How long it takes depends on the person, how often are you training them?
Are you eating enough to encourage muscle growth?
The two biggest problems I see with anyone struggling to build muscle are those two things.
Every time and it is usually both things.
The calves are no different from any other muscle in that case.
You need to train a muscle group 2-3 times a week to see a development in size.
You also need to fuel that growth.
If you’re not putting enough calories in you will not gain weight, just like with weight loss.
If you eat too much you will always be pushing mud uphill if your goal is to lose weight.
Check out this article I wrote on how to build muscle, it’s relevant to every muscle, not just calves.

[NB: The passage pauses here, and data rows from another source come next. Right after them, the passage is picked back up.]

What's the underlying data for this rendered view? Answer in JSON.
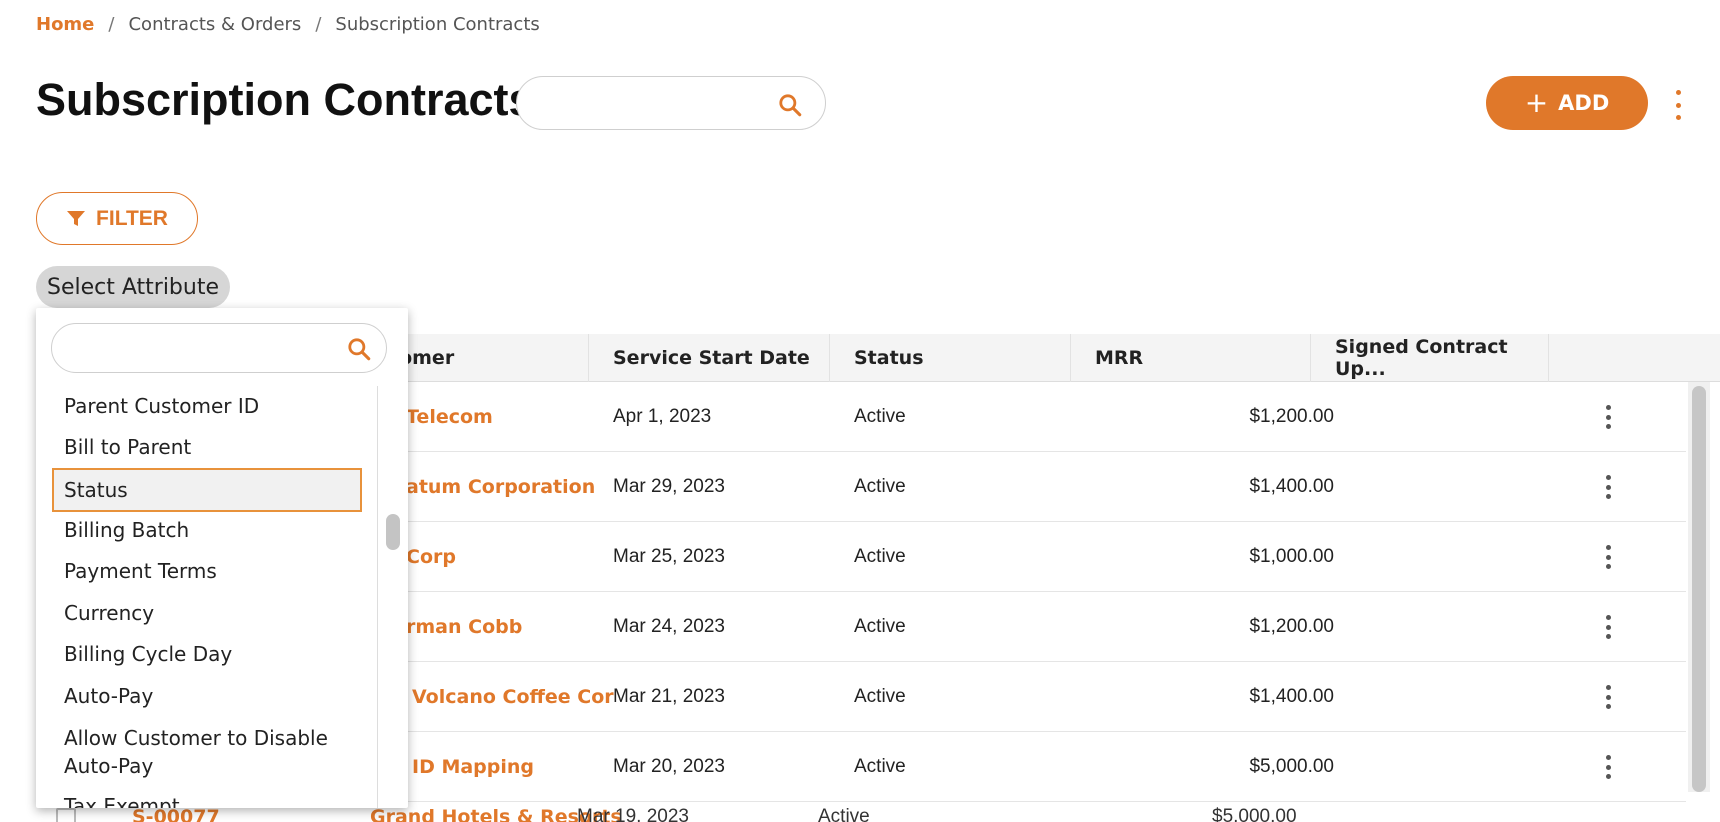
{
  "breadcrumb": {
    "home": "Home",
    "separator": "/",
    "level1": "Contracts & Orders",
    "level2": "Subscription Contracts"
  },
  "page_title": "Subscription Contracts",
  "search": {
    "placeholder": "",
    "value": ""
  },
  "toolbar": {
    "add_label": "ADD",
    "add_icon": "plus-icon",
    "more_icon": "kebab-icon"
  },
  "filter": {
    "label": "FILTER",
    "icon": "funnel-icon"
  },
  "select_attribute": {
    "label": "Select Attribute",
    "search_placeholder": "",
    "items": [
      "Parent Customer ID",
      "Bill to Parent",
      "Status",
      "Billing Batch",
      "Payment Terms",
      "Currency",
      "Billing Cycle Day",
      "Auto-Pay",
      "Allow Customer to Disable Auto-Pay",
      "Tax Exempt"
    ],
    "selected": "Status"
  },
  "table": {
    "columns": [
      "tomer",
      "Service Start Date",
      "Status",
      "MRR",
      "Signed Contract Up..."
    ],
    "rows": [
      {
        "customer": "Telecom",
        "start": "Apr 1, 2023",
        "status": "Active",
        "mrr": "$1,200.00"
      },
      {
        "customer": "atum Corporation",
        "start": "Mar 29, 2023",
        "status": "Active",
        "mrr": "$1,400.00"
      },
      {
        "customer": "Corp",
        "start": "Mar 25, 2023",
        "status": "Active",
        "mrr": "$1,000.00"
      },
      {
        "customer": "rman Cobb",
        "start": "Mar 24, 2023",
        "status": "Active",
        "mrr": "$1,200.00"
      },
      {
        "customer": "Volcano Coffee Cor",
        "start": "Mar 21, 2023",
        "status": "Active",
        "mrr": "$1,400.00"
      },
      {
        "customer": "ID Mapping",
        "start": "Mar 20, 2023",
        "status": "Active",
        "mrr": "$5,000.00"
      }
    ],
    "partial_row": {
      "id": "S-00077",
      "customer": "Grand Hotels & Resorts",
      "start": "Mar 19, 2023",
      "status": "Active",
      "mrr": "$5,000.00"
    }
  },
  "colors": {
    "accent": "#e0782a",
    "header_bg": "#f4f4f4",
    "chip_bg": "#d6d6d6"
  }
}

So if your calves really are a big concern.
Train them as often as possible, keep in mind you need to let muscles recover if you want them to grow.
But why not train them every second day? 2 days in a row 1 day off.
You can easily train them 4-5 times a week and get enough rest.
Even if you’re training your upper body that day, finish off with 4 sets of 25 calf raises.
You do that for 4 weeks you will start to see a difference.
But it’s going to take 3-4 before you start to see really noticeable improvements on any muscle group.
This one is a little trickier to answer as there are a few things in play here.
If you have slim calves, to begin with, and you haven’t done a lot of running, your muscles improve in strength and in turn will grow.
But running is training your muscles for endurance and when you look at most runners they tend to be slim built.
And typically the longer the distances you are running the lighter you will become.
Makes sense right, the body is going to develop to the stresses you put it through.
And likewise, if you are carrying extra body fat and start a new regime with a lot of running.
You will find your calves shrinking but toning up.
This is because the excess fat is melting away leaving the muscles more exposed.
If you incorporate rest days in your running routine you are going to give the muscles time to recover.
But you’ve got to think about the type of stress you are putting on a muscle group and what the body is going to do to bounce back from that.
If you look at sprinters they are a hell of a lot more muscular than long-distance runners.
Their muscles have been built for a more explosive purpose.
To hit high spends your body needs big powerful muscles.
But these muscles require more energy to perform and hence no one can maintain top speed for too long.
So if you want to try and get the best of both worlds you would be better off incorporating sprint intervals in your training thing a 5 mile run 3 times a week.
For starters, don’t do them every day.
So let’s say how many you should do a week.
And the answer for that is as many as you can do and recover from.
I would recommend doing between 100-200 per session.
4 sets of 25 are going to give you 100, easy maths. 4 sets of 50 is 200.
If you can do 200 5 times a week you will be well on your way to some decent growth.
Keeping in mind the rules we spoke about earlier.
Full range of motion is super important to remember.
It can be as easy and taking a Kettlebell and standing on the edge of a step, you don’t need fancy equipment to train your calves.
As long as you can give them adequate rest, train them as often as you see fit.
Play around with your foot placement as well.
Do a few sets neutral, a few with toes pointing out finishing off with toes pointing in.
Training any muscle group every day is bad.
If you don’t rest you don’t grow, it’s as simple as that.
So like I promised, here is my youtube video showing you what I did and why.
But long story short, by doing 100 calf raises every second day for 30 days I saw better results than any of the other people trying similar challenges on youtube.
So those are the main things that you need to get right to grow big horseshoe calves!
Make sure you get yourself a copy of my EBook ‘Train Wherever The F*ck You Want’ It FREE and you can download it right here.